While the clinical department margin increased 11.4 percent on average, the impact of funds flow on individual departments has varied, with 12 departments experiencing an increase in margin compared to the legacy funds flow model and ten experiencing a decrease as of the end of January. This is not unexpected, and we are using this transition year to troubleshoot. In five departments clinicians see fewer patients (as measured by RVUs) than average compared to their academic peers and four of our departments are at or below the 40th percentile. We are working to understand and address barriers to seeing patients in those departments. Some departments learned the sensitivity of the model to over- or under-budgeting clinical volumes, and we will revise the model to reduce this sensitivity. In rare cases, we have identified a section that may have been in the RVU model but should have been in a staffing model, or vice versa. In such cases, we are honing the review process through the Funds Flow Implementation Advisory Team (FF-IAT). We will refine the model as we continue to learn and as we adapt to anticipated changes, such as movement from RVU-based to value-based reimbursement.

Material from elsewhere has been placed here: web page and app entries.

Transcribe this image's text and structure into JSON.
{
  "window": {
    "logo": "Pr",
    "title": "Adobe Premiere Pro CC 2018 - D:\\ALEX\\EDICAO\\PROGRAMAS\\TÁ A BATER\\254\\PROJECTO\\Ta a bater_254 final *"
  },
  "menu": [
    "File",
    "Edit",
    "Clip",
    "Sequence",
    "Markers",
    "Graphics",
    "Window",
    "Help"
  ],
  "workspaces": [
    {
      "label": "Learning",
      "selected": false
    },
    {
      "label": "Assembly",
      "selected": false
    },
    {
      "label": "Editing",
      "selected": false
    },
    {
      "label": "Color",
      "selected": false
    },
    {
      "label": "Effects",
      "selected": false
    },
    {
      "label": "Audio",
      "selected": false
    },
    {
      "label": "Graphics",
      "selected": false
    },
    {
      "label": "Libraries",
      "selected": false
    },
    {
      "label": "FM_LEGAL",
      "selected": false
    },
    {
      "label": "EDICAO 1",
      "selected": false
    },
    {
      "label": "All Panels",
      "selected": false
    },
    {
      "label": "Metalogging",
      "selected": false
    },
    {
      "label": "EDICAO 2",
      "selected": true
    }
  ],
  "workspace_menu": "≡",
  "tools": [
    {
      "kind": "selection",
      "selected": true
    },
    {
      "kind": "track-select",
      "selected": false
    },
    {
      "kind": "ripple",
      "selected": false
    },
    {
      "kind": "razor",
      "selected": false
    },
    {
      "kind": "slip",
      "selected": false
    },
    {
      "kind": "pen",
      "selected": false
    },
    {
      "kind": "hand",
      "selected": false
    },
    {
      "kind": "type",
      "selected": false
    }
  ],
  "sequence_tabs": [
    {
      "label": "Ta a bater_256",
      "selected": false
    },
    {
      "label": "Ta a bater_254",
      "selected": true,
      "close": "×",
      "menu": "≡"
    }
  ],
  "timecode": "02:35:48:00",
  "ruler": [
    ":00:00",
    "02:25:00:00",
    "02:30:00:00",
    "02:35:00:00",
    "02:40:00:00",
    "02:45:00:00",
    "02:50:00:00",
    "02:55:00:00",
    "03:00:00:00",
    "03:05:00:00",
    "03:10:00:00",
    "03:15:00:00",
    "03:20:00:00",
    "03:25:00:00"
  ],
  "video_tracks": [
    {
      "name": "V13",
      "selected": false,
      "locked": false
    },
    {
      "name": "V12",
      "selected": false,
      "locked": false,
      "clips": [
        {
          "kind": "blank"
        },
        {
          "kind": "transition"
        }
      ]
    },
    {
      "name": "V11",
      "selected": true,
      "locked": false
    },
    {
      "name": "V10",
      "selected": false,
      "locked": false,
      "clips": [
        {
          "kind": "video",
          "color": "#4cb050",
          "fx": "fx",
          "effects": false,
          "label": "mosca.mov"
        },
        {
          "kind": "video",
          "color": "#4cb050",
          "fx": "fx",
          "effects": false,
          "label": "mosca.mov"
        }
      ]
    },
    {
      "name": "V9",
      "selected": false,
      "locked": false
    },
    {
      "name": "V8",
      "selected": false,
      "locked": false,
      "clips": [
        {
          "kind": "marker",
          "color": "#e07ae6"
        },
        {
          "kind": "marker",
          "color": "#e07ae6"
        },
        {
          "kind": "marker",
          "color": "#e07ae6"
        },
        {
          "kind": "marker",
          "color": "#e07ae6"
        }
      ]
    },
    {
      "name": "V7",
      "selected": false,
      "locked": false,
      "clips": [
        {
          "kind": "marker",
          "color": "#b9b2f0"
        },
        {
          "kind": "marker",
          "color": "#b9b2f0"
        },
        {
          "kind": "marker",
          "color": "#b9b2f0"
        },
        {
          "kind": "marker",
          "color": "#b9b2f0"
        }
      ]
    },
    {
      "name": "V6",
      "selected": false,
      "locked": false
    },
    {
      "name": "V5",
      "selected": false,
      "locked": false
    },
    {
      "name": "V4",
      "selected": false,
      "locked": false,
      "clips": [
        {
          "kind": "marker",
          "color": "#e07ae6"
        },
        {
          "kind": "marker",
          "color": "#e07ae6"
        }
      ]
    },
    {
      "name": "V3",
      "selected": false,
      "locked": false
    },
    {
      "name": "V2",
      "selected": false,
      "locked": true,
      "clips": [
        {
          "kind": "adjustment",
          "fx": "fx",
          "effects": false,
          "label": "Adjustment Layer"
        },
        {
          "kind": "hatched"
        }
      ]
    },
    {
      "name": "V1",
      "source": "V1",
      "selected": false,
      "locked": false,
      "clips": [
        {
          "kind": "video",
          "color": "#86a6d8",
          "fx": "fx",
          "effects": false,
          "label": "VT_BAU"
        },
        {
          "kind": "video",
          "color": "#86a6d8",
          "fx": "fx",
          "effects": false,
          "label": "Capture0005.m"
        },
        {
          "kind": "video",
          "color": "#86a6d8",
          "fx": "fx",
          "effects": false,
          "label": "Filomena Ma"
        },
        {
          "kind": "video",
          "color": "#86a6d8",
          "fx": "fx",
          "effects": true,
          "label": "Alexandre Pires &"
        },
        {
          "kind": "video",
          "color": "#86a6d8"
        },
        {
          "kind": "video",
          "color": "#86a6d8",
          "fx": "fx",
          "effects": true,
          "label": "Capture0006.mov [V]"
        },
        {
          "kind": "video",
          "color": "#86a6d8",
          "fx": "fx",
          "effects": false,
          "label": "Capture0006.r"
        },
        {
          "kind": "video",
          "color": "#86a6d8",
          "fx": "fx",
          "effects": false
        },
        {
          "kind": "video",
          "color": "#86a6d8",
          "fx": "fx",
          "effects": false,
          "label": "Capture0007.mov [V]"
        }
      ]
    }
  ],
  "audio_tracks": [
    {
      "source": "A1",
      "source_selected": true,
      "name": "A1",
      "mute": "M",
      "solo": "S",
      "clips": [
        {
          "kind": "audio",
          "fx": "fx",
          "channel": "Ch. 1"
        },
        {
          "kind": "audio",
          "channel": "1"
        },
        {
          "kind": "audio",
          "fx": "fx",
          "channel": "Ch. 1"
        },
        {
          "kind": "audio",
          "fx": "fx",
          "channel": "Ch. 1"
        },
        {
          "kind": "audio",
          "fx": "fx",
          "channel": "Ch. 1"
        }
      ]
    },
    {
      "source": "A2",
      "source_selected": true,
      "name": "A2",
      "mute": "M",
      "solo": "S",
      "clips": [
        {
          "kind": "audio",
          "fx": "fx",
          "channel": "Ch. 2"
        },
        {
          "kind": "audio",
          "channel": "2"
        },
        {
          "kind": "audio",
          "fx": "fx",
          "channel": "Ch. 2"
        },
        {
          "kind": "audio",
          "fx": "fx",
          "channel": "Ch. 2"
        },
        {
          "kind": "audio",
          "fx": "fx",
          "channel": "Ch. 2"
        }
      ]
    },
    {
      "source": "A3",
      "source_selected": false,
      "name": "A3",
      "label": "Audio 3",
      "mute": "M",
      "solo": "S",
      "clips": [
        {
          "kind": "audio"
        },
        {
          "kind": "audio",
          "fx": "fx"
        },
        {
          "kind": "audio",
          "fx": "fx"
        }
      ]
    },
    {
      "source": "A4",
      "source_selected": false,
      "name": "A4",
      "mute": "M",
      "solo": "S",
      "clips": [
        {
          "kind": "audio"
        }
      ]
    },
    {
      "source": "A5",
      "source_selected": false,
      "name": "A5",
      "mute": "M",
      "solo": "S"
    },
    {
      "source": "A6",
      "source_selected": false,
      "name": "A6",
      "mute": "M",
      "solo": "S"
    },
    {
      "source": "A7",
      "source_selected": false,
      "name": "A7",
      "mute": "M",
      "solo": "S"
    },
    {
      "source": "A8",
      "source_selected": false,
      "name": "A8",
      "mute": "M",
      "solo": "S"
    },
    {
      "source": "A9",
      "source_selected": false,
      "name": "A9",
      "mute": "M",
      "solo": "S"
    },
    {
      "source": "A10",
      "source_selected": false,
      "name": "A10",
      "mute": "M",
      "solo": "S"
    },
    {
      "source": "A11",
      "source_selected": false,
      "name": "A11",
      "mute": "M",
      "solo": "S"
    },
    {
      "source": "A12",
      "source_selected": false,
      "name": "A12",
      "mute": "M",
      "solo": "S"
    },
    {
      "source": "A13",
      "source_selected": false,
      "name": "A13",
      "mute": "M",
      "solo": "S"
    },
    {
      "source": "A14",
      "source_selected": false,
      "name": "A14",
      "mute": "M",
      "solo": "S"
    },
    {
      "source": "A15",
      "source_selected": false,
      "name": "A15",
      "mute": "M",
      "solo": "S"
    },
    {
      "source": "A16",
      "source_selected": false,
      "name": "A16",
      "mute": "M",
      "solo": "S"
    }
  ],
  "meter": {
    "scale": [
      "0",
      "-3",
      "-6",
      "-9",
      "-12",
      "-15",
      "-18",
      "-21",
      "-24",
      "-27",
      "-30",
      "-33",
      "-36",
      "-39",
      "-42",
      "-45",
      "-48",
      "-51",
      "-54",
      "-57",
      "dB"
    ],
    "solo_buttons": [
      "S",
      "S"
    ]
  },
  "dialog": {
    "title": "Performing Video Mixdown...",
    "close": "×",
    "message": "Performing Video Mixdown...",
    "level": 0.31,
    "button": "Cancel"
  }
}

Changing from a funds flow model in which the health system covered departmental deficits to one that rewards seeing patients, providing high quality care, and working efficiently incentivizes us to work together to ensure patient access and to optimize clinical operations. It also creates discomfort–perhaps even the five stages of grief*–as we work through the process of learning how to solve problems together and in different ways. For individual departments, the new model may require shifts in funds flow within departments. The work ahead requires prioritization; engagement of chairs, faculty, and staff; making sure we have the “right people on the bus;” and constant communication. The alternative is to blame others and settle for mediocrity.

Providing better care to more patients cannot be about asking our already hard-working clinicians to work harder. Rather we must remove roadblocks and allow clinicians to focus on caring for patients. Upcoming innovations such as “ambient digital scribing” using Abridge should reduce screen time, while Access 365 will enable more quality time with patients.

So, how’s it going? The answer is “not bad.” We are making a significant change, and while that naturally causes anxiety, there have not been any major surprises. Our teams are working hard together with grace to remove obstacles and to make sure that the funds flow system can provide sustained support for all our academic missions in the years to come.

With gratitude,

Nancy J. Brown, MD

Jean and David W. Wallace Dean of Medicine

C.N.H. Long Professor of Internal Medicine

*Kübler-Ross, E. (1969). On Death and Dying. New York, The Macmillan Company.